Cambodia’s government ordered to return land taken a decade ago from indigenous communities for a Vietnamese company’s rubber plantation. The foreign concessions, thus, faced a challenge like the greater scrutiny over rights violations.
Cambodia preferred to return the land taken in the mid-2000s from the indigenous people back to them. The unprecedented move of the authorities made the activity of foreign investors more complicated if not possible at all. According to the governor of the north-eastern province of Ratanakari, the agriculture ministry was asked to take out 64 areas from the land concessions, many of them are Vietnamese.
Cambodia’s indigenous rights organisation in Ratanakari praised such a decision, which “represents an unprecedented recognition of indigenous land rights over business interests in Cambodia”. Despite that, the communities still needed compensation and help to rehabilitate their land and waterways.
According to the local farmers, foreign investors must be held accountable for any violations and harmful impacts when they ignore due process, including consulting with communities and gaining their consent. The special communities last week filed a new complaint with the IFC over environmental and human rights violations and the loss of land reserved for farming.

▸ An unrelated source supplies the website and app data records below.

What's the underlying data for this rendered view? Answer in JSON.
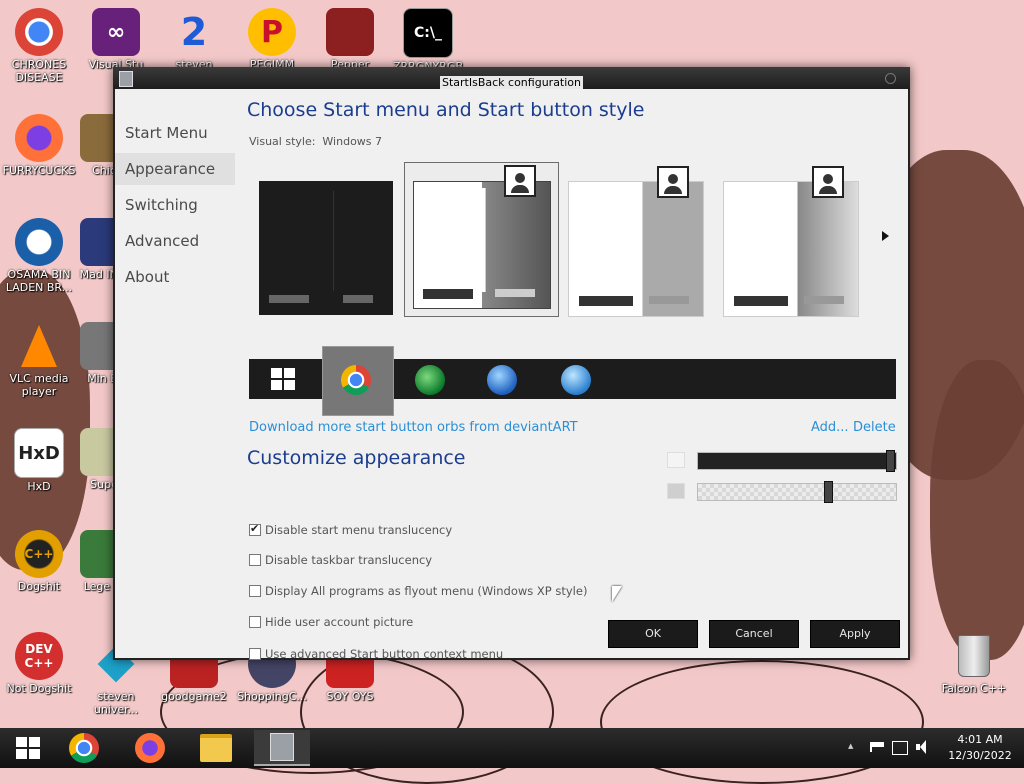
{
  "desktop": {
    "left_column": [
      {
        "label": "CHRONES DISEASE"
      },
      {
        "label": "FURRYCUCKS"
      },
      {
        "label": "OSAMA BIN LADEN BR..."
      },
      {
        "label": "VLC media player"
      },
      {
        "label": "HxD"
      },
      {
        "label": "Dogshit"
      },
      {
        "label": "Not Dogshit"
      }
    ],
    "second_column": [
      {
        "label": "Visual Stu"
      },
      {
        "label": "Chic"
      },
      {
        "label": "Mad IN S"
      },
      {
        "label": "Min Bl"
      },
      {
        "label": "Supe"
      },
      {
        "label": "Lege Zi"
      },
      {
        "label": "steven univer..."
      }
    ],
    "top_row": [
      {
        "label": "steven"
      },
      {
        "label": "PEGIMM WIFFI"
      },
      {
        "label": "Pepper"
      },
      {
        "label": "ZRRGNYRGB"
      }
    ],
    "bottom_row": [
      {
        "label": "goodgame2"
      },
      {
        "label": "ShoppingC..."
      },
      {
        "label": "SOY OYS"
      }
    ],
    "recycle_bin": {
      "label": "Falcon C++"
    }
  },
  "window": {
    "title": "StartIsBack configuration",
    "nav": [
      "Start Menu",
      "Appearance",
      "Switching",
      "Advanced",
      "About"
    ],
    "active_nav": "Appearance",
    "heading_style": "Choose Start menu and Start button style",
    "visual_style_label": "Visual style:",
    "visual_style_value": "Windows 7",
    "download_link": "Download more start button orbs from deviantART",
    "add_link": "Add...",
    "delete_link": "Delete",
    "heading_customize": "Customize appearance",
    "options": [
      {
        "label": "Disable start menu translucency",
        "checked": true
      },
      {
        "label": "Disable taskbar translucency",
        "checked": false
      },
      {
        "label": "Display All programs as flyout menu (Windows XP style)",
        "checked": false
      },
      {
        "label": "Hide user account picture",
        "checked": false
      },
      {
        "label": "Use advanced Start button context menu",
        "checked": false
      }
    ],
    "start_menu_opacity_fraction": 1.0,
    "taskbar_opacity_fraction": 0.65,
    "buttons": {
      "ok": "OK",
      "cancel": "Cancel",
      "apply": "Apply"
    }
  },
  "taskbar": {
    "time": "4:01 AM",
    "date": "12/30/2022",
    "tray_up_arrow": "▲"
  }
}
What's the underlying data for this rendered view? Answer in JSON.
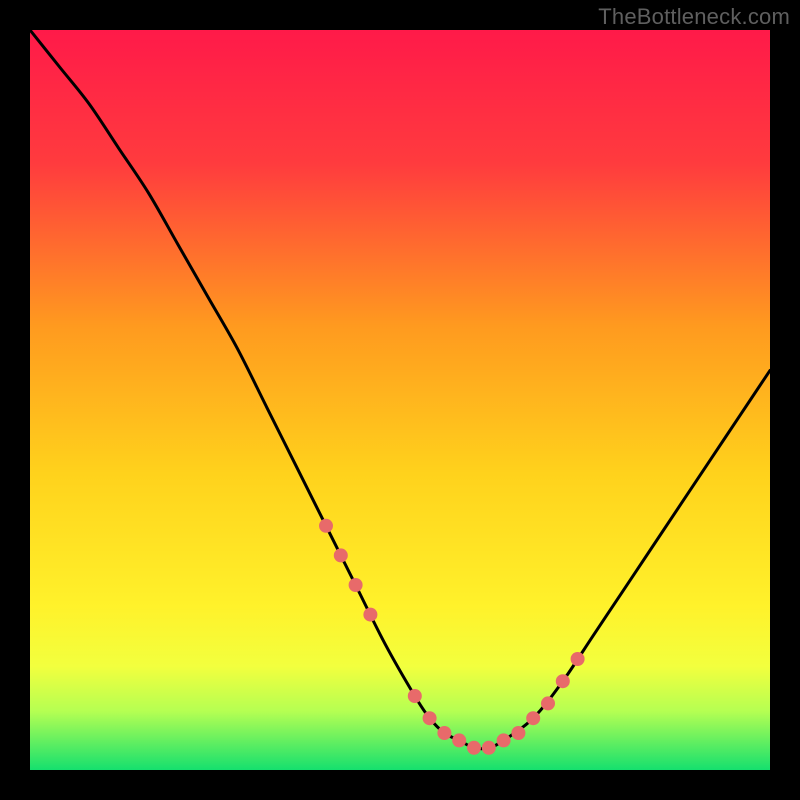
{
  "watermark": "TheBottleneck.com",
  "chart_data": {
    "type": "line",
    "title": "",
    "xlabel": "",
    "ylabel": "",
    "xlim": [
      0,
      100
    ],
    "ylim": [
      0,
      100
    ],
    "gradient_stops": [
      {
        "offset": 0,
        "color": "#ff1a49"
      },
      {
        "offset": 18,
        "color": "#ff3b3e"
      },
      {
        "offset": 40,
        "color": "#ff9a1f"
      },
      {
        "offset": 60,
        "color": "#ffd21c"
      },
      {
        "offset": 78,
        "color": "#fff22b"
      },
      {
        "offset": 86,
        "color": "#f2ff3e"
      },
      {
        "offset": 92,
        "color": "#b6ff52"
      },
      {
        "offset": 100,
        "color": "#15e06e"
      }
    ],
    "series": [
      {
        "name": "bottleneck-curve",
        "x": [
          0,
          4,
          8,
          12,
          16,
          20,
          24,
          28,
          32,
          36,
          40,
          44,
          48,
          52,
          54,
          56,
          58,
          60,
          62,
          64,
          68,
          72,
          76,
          80,
          84,
          88,
          92,
          96,
          100
        ],
        "y": [
          100,
          95,
          90,
          84,
          78,
          71,
          64,
          57,
          49,
          41,
          33,
          25,
          17,
          10,
          7,
          5,
          4,
          3,
          3,
          4,
          7,
          12,
          18,
          24,
          30,
          36,
          42,
          48,
          54
        ]
      }
    ],
    "markers": {
      "name": "highlight-points",
      "color": "#e86a6a",
      "radius": 7,
      "x": [
        40,
        42,
        44,
        46,
        52,
        54,
        56,
        58,
        60,
        62,
        64,
        66,
        68,
        70,
        72,
        74
      ],
      "y": [
        33,
        29,
        25,
        21,
        10,
        7,
        5,
        4,
        3,
        3,
        4,
        5,
        7,
        9,
        12,
        15
      ]
    }
  }
}
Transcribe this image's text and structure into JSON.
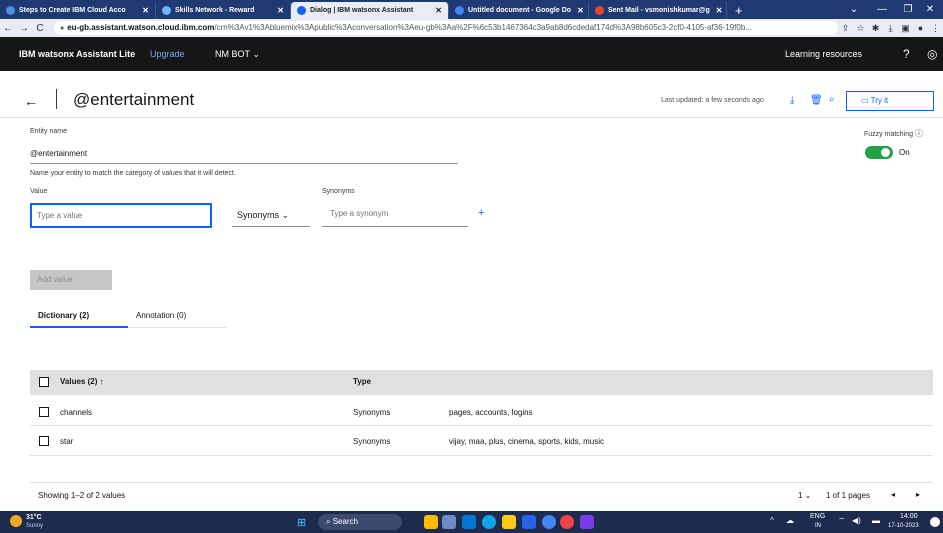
{
  "browser": {
    "tabs": [
      {
        "title": "Steps to Create IBM Cloud Acco",
        "color": "#4a90e2"
      },
      {
        "title": "Skills Network - Reward",
        "color": "#6fb3ff"
      },
      {
        "title": "Dialog | IBM watsonx Assistant",
        "color": "#0f62fe",
        "active": true
      },
      {
        "title": "Untitled document - Google Do",
        "color": "#4285f4"
      },
      {
        "title": "Sent Mail - vsmonishkumar@g",
        "color": "#ea4335"
      }
    ],
    "new_tab": "+",
    "url_domain": "eu-gb.assistant.watson.cloud.ibm.com",
    "url_path": "/crn%3Av1%3Abluemix%3Apublic%3Aconversation%3Aeu-gb%3Aa%2F%6c53b1467364c3a9ab8d6cdedaf174d%3A98b605c3-2cf0-4105-af36-19f0b..."
  },
  "header": {
    "brand": "IBM watsonx Assistant Lite",
    "upgrade": "Upgrade",
    "bot_menu": "NM BOT",
    "learning": "Learning resources"
  },
  "page": {
    "title": "@entertainment",
    "last_updated": "Last updated: a few seconds ago",
    "try_it": "Try it",
    "entity_name_label": "Entity name",
    "entity_name_value": "@entertainment",
    "entity_help": "Name your entity to match the category of values that it will detect.",
    "fuzzy_label": "Fuzzy matching",
    "fuzzy_state": "On",
    "value_label": "Value",
    "value_placeholder": "Type a value",
    "synonyms_dropdown": "Synonyms",
    "synonyms_label": "Synonyms",
    "synonym_placeholder": "Type a synonym",
    "add_value": "Add value",
    "tabs": [
      {
        "label": "Dictionary (2)",
        "active": true
      },
      {
        "label": "Annotation (0)",
        "active": false
      }
    ],
    "table": {
      "col_values": "Values (2)",
      "col_type": "Type",
      "rows": [
        {
          "value": "channels",
          "type": "Synonyms",
          "synonyms": "pages, accounts, logins"
        },
        {
          "value": "star",
          "type": "Synonyms",
          "synonyms": "vijay, maa, plus, cinema, sports, kids, music"
        }
      ]
    },
    "showing": "Showing 1–2 of 2 values",
    "per_page": "1",
    "pages": "1 of 1 pages"
  },
  "taskbar": {
    "weather_temp": "31°C",
    "weather_desc": "Sunny",
    "search": "Search",
    "lang": "ENG",
    "lang_sub": "IN",
    "time": "14:00",
    "date": "17-10-2023"
  }
}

Last year, Cambodian farmers who said they were forcibly removed from their land for sugarcane plantations, filed a case in a Bangkok court against a Thai sugar firm. As cross-border investments in the region increase, disputes over land have also risen.